Unlike regular detectives, homicide detectives work on specific cases related to a murder. They must identify how a homicide was committed, when it was committed, what the motive was and who committed the crime. It must be said that it’s not an easy job and it’s one that requires a lot of patience as it could take years to solve a single case.

6. Judge

Average salary: $65,550 (£49,610)

Judges are the moral force behind any justice system and have the difficult task of handing out life-changing decisions. To do that, they must assess the evidence presented to them and hand out impartial judgements by following the rules of the law.

5. Security Analyst

Average salary: $67,080 (£50,770)

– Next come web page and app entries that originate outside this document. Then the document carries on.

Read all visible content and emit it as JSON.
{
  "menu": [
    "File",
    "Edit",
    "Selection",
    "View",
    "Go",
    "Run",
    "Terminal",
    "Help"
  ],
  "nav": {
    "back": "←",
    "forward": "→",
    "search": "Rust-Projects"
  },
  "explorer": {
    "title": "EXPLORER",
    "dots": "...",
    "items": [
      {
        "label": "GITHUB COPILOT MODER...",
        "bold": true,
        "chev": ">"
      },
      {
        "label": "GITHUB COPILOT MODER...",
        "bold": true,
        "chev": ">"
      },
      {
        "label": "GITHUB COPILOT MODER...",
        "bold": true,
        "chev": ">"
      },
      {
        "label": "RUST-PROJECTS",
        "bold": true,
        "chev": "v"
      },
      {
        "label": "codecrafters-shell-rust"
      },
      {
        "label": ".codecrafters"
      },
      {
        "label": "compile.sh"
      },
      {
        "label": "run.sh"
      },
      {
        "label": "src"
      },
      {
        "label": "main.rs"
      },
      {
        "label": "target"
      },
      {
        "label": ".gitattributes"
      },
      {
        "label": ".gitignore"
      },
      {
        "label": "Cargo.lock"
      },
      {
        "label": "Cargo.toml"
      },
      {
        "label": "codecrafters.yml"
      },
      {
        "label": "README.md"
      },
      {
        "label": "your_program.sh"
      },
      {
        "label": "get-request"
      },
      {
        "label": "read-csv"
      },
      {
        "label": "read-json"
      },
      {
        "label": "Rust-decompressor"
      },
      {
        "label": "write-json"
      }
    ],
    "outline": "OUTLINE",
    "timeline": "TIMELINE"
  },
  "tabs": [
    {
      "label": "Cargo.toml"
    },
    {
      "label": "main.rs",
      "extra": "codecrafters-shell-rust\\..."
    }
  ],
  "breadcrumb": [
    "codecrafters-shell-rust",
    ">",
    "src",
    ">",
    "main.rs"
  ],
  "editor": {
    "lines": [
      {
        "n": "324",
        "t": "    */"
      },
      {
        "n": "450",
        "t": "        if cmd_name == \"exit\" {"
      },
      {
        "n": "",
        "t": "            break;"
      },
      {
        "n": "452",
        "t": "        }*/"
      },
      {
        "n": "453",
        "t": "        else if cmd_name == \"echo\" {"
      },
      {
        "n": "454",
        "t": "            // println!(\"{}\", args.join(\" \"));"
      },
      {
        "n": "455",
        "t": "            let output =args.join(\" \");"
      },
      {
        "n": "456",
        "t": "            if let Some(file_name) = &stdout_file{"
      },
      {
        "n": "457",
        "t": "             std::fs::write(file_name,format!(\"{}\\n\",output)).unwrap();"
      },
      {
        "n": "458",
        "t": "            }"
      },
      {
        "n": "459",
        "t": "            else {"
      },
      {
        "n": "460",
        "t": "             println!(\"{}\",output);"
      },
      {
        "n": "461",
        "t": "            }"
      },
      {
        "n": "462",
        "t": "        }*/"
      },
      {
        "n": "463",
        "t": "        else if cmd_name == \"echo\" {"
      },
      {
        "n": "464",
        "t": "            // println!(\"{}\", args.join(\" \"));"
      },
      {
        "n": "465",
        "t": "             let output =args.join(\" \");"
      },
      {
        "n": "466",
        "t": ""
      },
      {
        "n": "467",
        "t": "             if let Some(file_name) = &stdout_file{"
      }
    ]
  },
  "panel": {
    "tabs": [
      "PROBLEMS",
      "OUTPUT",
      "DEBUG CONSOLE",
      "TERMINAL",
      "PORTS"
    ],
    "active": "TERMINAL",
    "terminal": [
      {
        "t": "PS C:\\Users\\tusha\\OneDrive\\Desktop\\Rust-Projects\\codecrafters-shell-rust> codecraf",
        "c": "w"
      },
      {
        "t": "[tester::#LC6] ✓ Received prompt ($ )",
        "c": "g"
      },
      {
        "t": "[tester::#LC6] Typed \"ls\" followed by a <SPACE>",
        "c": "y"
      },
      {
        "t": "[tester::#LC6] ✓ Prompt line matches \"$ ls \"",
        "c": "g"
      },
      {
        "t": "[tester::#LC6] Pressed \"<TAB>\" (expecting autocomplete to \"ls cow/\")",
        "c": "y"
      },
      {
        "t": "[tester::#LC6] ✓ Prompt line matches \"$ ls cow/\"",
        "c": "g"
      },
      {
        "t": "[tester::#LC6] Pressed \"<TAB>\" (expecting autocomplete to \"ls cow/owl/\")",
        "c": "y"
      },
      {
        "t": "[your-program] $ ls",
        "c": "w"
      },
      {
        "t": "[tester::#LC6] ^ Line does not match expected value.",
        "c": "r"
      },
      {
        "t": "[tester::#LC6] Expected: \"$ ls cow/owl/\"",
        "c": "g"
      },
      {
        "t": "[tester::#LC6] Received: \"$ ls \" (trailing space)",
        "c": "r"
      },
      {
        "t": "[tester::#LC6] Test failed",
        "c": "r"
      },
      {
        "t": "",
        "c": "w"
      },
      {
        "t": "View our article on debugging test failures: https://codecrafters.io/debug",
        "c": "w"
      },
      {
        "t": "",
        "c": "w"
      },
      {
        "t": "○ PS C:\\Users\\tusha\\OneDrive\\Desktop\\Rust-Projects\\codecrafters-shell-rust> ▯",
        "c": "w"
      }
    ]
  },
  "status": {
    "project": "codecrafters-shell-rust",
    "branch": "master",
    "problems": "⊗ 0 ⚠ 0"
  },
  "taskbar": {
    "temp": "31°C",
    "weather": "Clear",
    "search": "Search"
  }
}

Due to the rise of terrorist attacks and data breaches across the world, the need for technical-savvy law enforcement has also increased. As a security analyst, you’ll be dedicated to scouring the internet and tracking data for any potential threats.

4. Criminal Profiler

Average salary: $80,000 (£60,570)

Also known as behavioural analysts, a criminal profiler’s main job is to guide law enforcement on the specific traits they should be looking for in a criminal. They do so by analysing the offenders’ behavioural and thought patterns and are then able to create profiles which are used in police investigations.

3. Federal Marshal

Average salary: $81,340 (£61,580)

Federal marshals are found in the US and are tasked with capturing fugitives, serving arrest warrants and transporting prisoners. They are not hired to solve crimes or responsible for telling whether a convict is guilty or not; their only duty is to capture them and transport them to jail. They are evidently among the highest-paid criminal justice professionals on the list as their jobs put them in constant high danger, due to dealing with some of the most dangerous criminals in the world.

2. Criminal Defence Lawyer

Average salary: $81,450 (£61,640)

At the heart of every criminal justice system are lawyers, the skilled professionals that defend and prove their clients’ innocence. While it isn’t as dangerous as some other criminal justice careers on this list, it’s one of the most important in the field, especially if a client has been accused of a crime that they aren’t guilty of.

1. CIA Agent

Average salary: $81,620 (£61,790)

CIA agents are often found on the frontline, collecting valuable data for the United States’ decision-makers and do so by risking their lives. They collaborate with other law enforcement agencies from across the world, bringing a more extensive skill set to the table when needed.


Indeed, working for the criminal justice system is difficult and dangerous. It’s a calling that only a brave few will choose to answer, but it’s also a calling that comes with an immeasurable sense of purpose and fulfilment.

Do you want to be a crime fighter, too? Let us know which career fits you best in the comments section below.


Salary information is based on US jobs data compiled and published by Glassdoor and PayScale. Currency conversions are based on rates supplied by on 20 September 2018.